Dozens of people were arrested during raids targeting two violent street gangs that operate in eastern San Fernando Valley and South Los Angeles.
Federal officials announced indictments against members and associates of the Vineland Boys and Florencia-13 on Wednesday during a news conference. The raids were conducted during the early morning hours by FBI agents and Los Angeles Police Department officers.
During “Operation Sunset” on Wednesday, 27 members and associates of the Vineland Boys were arrested. Eleven people listed in the indictments were already in custody while seven remain at large, The defendants are accused of tying to control territories in Sun Valley, North Hollywood and Burbank by shooting and assaulting rival gang members, participating in drug and firearms trafficking and extorting money from drug dealers. The five indictments detail violent incidents involving the gang, including an April 2016 shooting of a rival gang member.
Members of the gang are accused of being involved in illegal firearms sales. One defendant, who is not a member of the gang, allegedly manufactured “ghost guns,” AR-15 style weapons that have no serial numbers and are untraceable.
The Vineland Boys has a “long and well-documented history of violence” in the San Fernando Valley and has about 500 members, FBI Assistant Director in Charge Paul Delacourt noted. They work with the Mexican Mafia, a prominent prison gang with ties to L.A., but also operate independently. The gang had eased their grip on the San Fernando Valley following the fatal shooting of two Burbank police officers about 15 years ago, but that changed over recent years , U.S. Attorney Nick Hanna said during the news conference.
“A new generation emerged and once, again they’re plaguing their communities with violence, with drug trafficking, with extortion and other crimes,” Hanna said. “They’ve been emboldened and regained their swagger. But that ends today.”
The raids Wednesday were the result of a three-and-a-half year investigation into the gang, officials said.
During their investigation of the Vineland Boys, authorities seized 57, ounces of cocaine, heroin and methamphetamine, 140 marijuana plants and $50,000 in cash, officials said.
“Undoubtably, this sweep is going to have a major impact to the Vineland Boys street gang, and its impact will bring safety back to the San Fernando Valley,” LAPD Deputy Chief Kris Pitcher said during the news conference. “This is an absolute success today.”
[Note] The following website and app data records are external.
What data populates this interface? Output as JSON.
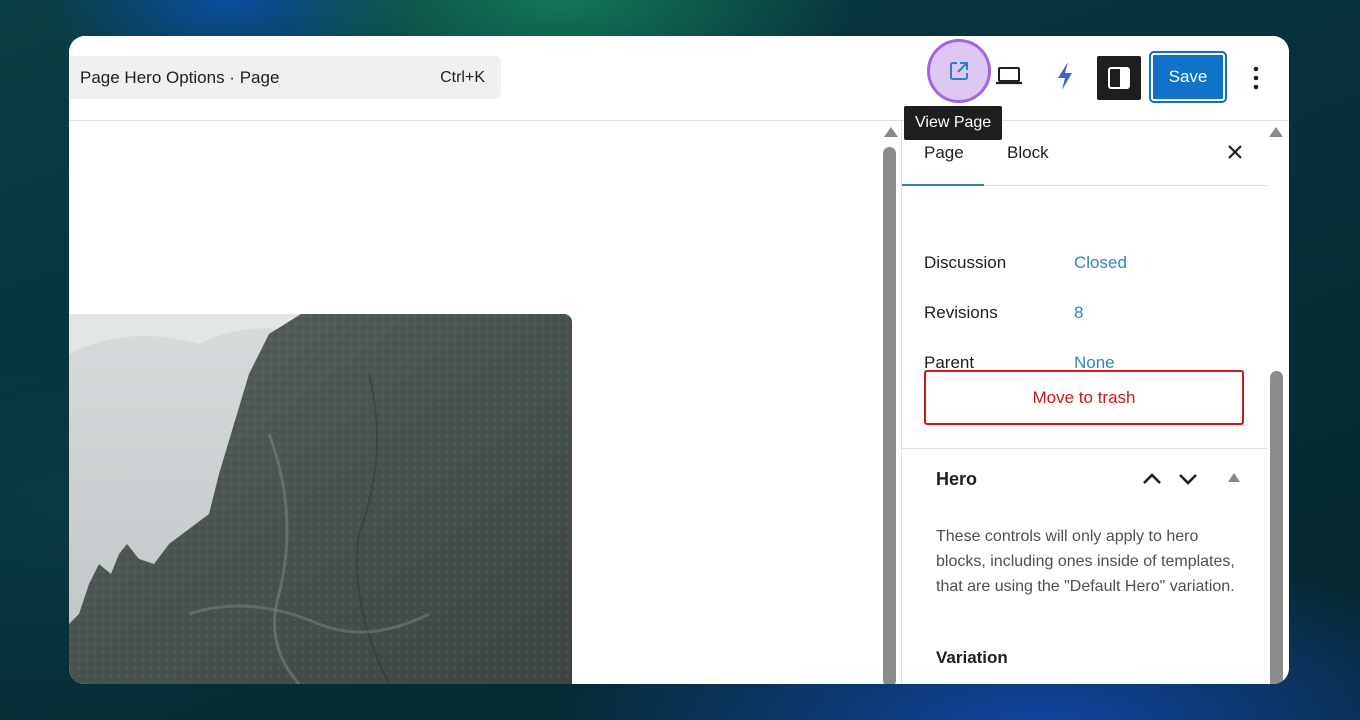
{
  "header": {
    "command_bar": {
      "title": "Page Hero Options · Page",
      "shortcut": "Ctrl+K"
    },
    "tooltip": "View Page",
    "save_label": "Save"
  },
  "sidebar": {
    "tabs": [
      {
        "label": "Page"
      },
      {
        "label": "Block"
      }
    ],
    "rows": [
      {
        "label": "Discussion",
        "value": "Closed"
      },
      {
        "label": "Revisions",
        "value": "8"
      },
      {
        "label": "Parent",
        "value": "None"
      }
    ],
    "trash_label": "Move to trash",
    "hero_panel": {
      "title": "Hero",
      "description": "These controls will only apply to hero blocks, including ones inside of templates, that are using the \"Default Hero\" variation.",
      "variation_label": "Variation"
    }
  },
  "colors": {
    "accent": "#0f72c8",
    "link": "#2f86c4",
    "danger": "#cc1818",
    "highlight": "#a563e0"
  }
}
In addition, 11 members and associates of the Florencia-13 gang were arrested Wednesday during “Operation Friday the 13th.” They face federal racketeering, narcotics and firearms charges, officials said. One of the indictments alleges the gang attempted to smuggle narcotics into the California state prison and Los Angeles County jail systems, including trying to mail two shipments of heroin to a Mexican Mafia member.
Leonel Laredo, a.k.a. “Wizard,” 47, is listed as the main defendant in one of the federal indictments and is currently in prison in Texas for previous racketeering and drug convictions. He allegedly directed Florencia-13’s dealings in the unincorporated Florence-Firestone neighborhood of South Los Angeles, as well as parts of Lynwood, Maywood and Bell, officials allege. Laredo is one of four members of the Mexican Mafia who officials believe had leadership roles in Florencia-13 and he allegedly extorted “taxes” from drug dealers and businesses in the gang’s territory.
The indictment also alleges that Florencia-13 members attempted to kill a rival gang member in South L.A. in Dec. 2016. In a April 2017 incident, one of the defendants, Samuel Flores Mejia, aka, “Menace” allegedly shot and injured a fellow Florencia-13 member to discipline him at one of the gang’s illegal gambling houses, known as “casitas.”
The indictments also detail instances of drug and firearms trafficking.
Delacourt explained that Florencia-13 includes members of the Mexican Mafia and the gang has grown in influence by adopting smaller, less powerful gangs. Known members and associates of the gang number in the thousands and the organization reaches from street dealers to shot callers operating from prison, Delacourt said. They have influence in Huntington Park, Vernon, Bell and unincorporated areas of Los Angeles County.
“Today is a new day for the community,” LAPD Capt. Michael Rimkunas of the Newton division said during the news conference.